Task details: Each line below that carries the string "options" must appear in the answer.

Entries provided START

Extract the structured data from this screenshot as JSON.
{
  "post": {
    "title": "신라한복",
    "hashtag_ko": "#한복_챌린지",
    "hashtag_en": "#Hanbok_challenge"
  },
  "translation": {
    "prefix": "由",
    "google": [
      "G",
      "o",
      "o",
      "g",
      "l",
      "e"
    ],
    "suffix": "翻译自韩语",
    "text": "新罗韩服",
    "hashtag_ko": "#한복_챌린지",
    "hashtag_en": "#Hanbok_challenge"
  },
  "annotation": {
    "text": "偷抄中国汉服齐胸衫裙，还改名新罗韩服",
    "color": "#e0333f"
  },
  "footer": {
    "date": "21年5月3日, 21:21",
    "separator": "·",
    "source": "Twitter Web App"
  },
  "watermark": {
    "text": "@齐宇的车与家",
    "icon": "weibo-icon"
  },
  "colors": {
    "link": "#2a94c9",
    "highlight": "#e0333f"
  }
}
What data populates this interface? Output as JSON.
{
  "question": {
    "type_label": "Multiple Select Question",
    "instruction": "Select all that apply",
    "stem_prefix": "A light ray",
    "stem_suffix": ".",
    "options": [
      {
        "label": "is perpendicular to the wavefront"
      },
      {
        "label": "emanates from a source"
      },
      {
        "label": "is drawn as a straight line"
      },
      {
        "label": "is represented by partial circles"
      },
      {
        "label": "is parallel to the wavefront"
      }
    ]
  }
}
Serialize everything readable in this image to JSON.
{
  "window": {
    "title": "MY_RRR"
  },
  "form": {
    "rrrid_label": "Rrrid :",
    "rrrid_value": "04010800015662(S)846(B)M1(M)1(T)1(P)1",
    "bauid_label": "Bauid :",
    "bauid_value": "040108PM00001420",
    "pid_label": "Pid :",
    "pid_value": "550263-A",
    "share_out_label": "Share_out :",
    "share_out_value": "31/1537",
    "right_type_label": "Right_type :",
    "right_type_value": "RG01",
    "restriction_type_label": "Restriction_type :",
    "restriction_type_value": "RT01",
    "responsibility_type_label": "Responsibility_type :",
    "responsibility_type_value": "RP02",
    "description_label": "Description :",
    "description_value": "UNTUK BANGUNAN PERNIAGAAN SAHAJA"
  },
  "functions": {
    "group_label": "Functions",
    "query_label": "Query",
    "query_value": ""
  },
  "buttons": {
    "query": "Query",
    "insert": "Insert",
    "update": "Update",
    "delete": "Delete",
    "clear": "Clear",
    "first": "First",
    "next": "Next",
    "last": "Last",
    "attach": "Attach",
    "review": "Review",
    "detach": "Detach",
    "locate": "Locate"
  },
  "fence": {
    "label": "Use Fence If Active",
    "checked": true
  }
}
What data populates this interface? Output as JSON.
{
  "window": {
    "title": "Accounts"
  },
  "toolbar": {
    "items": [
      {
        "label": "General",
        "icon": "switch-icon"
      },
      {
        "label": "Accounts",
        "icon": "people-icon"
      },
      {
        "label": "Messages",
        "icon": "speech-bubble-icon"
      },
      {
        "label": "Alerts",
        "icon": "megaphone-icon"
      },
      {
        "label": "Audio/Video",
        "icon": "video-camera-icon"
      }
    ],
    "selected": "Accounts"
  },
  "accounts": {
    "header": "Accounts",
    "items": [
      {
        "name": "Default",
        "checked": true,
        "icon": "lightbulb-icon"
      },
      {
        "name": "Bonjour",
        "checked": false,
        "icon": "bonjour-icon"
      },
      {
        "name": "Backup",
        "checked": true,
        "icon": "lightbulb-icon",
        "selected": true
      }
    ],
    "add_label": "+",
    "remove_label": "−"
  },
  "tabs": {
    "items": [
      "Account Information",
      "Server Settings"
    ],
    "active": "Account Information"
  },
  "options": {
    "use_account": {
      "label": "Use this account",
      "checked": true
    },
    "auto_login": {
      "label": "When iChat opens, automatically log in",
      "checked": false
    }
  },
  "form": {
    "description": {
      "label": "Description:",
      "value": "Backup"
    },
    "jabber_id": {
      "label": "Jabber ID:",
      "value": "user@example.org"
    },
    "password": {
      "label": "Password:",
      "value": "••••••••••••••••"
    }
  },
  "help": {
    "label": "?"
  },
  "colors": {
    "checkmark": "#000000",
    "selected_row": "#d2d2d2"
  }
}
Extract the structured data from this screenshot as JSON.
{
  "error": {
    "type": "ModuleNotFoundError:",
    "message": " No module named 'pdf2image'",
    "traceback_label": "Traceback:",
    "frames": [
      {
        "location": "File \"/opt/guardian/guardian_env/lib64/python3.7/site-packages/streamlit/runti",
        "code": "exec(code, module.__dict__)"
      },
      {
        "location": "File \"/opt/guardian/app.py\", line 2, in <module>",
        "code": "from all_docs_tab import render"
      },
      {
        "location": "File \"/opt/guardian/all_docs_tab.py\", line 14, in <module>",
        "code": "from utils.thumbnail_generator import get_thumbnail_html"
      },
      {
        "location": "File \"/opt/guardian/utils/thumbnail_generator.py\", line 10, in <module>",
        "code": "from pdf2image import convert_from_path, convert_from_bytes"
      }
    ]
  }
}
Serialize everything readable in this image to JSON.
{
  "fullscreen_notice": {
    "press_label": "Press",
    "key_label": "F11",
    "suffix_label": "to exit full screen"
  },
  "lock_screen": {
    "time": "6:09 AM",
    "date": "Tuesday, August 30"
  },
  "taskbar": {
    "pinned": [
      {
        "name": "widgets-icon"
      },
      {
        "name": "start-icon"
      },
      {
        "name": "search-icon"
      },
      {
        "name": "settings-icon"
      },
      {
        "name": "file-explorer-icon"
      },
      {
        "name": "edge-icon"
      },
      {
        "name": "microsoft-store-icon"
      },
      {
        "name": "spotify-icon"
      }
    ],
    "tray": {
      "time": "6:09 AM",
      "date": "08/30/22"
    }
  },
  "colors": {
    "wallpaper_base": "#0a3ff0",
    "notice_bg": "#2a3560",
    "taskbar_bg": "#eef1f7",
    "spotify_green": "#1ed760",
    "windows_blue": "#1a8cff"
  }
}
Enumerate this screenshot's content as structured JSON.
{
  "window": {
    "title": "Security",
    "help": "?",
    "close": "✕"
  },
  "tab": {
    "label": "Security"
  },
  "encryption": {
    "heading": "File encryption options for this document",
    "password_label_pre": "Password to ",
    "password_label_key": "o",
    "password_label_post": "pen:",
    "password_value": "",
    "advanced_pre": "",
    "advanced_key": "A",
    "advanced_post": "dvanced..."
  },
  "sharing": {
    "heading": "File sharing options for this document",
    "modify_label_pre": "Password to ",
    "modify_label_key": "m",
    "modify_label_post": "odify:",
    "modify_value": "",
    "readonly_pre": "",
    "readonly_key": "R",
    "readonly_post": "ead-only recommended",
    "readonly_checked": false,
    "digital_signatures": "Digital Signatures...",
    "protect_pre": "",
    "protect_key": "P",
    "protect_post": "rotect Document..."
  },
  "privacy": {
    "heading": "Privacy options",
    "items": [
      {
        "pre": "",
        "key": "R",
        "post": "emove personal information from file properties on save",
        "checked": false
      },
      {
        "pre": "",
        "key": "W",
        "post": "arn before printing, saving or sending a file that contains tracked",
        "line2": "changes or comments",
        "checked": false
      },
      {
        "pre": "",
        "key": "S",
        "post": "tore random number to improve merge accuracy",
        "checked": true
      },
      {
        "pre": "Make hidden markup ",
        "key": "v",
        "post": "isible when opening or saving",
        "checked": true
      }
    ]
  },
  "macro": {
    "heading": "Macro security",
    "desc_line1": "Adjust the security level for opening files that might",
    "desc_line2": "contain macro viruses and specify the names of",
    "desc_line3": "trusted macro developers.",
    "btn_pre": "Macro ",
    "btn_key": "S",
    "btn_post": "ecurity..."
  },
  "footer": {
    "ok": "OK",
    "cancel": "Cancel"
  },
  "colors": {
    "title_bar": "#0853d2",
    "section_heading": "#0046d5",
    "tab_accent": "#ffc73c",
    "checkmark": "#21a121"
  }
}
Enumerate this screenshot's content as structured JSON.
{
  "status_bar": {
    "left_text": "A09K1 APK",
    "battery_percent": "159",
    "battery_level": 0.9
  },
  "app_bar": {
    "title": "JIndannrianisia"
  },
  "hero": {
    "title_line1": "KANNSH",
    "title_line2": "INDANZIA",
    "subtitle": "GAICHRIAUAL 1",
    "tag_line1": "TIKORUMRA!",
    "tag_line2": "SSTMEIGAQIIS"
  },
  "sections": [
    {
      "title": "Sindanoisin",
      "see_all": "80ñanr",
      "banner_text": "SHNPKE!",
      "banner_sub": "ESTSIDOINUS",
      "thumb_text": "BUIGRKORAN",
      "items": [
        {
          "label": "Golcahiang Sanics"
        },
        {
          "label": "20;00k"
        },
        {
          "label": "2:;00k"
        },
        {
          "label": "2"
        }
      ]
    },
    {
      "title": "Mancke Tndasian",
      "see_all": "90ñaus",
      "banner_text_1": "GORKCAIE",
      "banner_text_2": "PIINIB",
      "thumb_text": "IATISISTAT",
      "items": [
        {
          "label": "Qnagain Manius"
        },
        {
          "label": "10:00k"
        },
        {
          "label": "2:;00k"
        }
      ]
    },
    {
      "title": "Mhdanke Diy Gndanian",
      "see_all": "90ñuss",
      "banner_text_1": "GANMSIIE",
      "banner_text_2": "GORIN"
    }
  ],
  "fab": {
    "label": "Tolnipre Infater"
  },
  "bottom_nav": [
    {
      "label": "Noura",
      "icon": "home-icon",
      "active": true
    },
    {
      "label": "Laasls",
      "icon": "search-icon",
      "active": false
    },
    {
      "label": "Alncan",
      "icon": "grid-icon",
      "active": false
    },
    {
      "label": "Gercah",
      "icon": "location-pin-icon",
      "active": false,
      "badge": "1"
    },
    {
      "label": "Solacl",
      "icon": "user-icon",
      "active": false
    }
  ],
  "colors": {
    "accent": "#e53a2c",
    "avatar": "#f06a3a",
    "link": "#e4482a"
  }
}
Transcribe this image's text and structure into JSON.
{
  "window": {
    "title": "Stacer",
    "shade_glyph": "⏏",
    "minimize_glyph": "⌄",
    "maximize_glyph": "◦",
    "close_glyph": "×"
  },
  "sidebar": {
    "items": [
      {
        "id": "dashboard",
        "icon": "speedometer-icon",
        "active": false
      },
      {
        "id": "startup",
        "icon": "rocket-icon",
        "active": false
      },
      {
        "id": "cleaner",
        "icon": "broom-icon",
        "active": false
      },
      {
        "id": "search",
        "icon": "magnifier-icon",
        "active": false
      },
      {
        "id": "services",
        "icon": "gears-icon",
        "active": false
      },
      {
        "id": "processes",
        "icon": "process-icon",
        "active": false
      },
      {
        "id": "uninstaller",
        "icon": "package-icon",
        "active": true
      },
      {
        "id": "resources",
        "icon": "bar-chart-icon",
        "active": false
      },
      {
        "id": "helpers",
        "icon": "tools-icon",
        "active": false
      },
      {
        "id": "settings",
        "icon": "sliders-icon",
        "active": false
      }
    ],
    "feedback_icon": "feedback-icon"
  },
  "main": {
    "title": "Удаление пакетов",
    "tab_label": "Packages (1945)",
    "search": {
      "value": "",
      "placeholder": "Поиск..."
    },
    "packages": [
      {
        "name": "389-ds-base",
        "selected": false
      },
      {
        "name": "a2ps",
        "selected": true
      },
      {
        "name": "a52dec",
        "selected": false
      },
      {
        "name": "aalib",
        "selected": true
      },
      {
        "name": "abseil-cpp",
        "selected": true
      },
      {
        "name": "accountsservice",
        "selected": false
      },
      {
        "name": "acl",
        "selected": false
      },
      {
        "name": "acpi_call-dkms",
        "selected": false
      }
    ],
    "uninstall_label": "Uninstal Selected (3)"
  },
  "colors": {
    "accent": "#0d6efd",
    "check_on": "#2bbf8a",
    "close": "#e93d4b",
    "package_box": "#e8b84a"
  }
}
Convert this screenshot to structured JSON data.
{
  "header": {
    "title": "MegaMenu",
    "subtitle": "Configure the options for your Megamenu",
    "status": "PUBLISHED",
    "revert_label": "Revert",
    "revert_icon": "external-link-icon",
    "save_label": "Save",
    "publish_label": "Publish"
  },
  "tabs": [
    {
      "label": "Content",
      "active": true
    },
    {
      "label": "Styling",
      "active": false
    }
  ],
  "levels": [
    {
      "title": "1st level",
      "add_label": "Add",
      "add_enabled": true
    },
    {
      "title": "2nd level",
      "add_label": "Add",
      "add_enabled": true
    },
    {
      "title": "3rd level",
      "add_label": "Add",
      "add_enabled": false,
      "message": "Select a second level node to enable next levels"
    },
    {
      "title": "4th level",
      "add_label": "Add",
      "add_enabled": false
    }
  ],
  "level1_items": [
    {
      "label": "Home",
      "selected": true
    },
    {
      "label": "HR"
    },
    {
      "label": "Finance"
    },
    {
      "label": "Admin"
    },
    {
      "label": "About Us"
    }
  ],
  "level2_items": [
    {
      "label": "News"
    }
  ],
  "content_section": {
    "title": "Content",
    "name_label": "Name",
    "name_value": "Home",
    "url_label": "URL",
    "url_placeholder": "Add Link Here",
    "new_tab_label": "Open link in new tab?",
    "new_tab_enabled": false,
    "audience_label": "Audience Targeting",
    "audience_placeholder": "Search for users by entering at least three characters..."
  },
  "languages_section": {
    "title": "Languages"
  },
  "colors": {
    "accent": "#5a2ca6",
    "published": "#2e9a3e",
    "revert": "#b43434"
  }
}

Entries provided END

Answer to this task:
    "options": [
  "options": {
    "heading": "File encryption options for this document",
    "heading": "File sharing options for this document",
    "heading": "Privacy options",
    "subtitle": "Configure the options for your Megamenu",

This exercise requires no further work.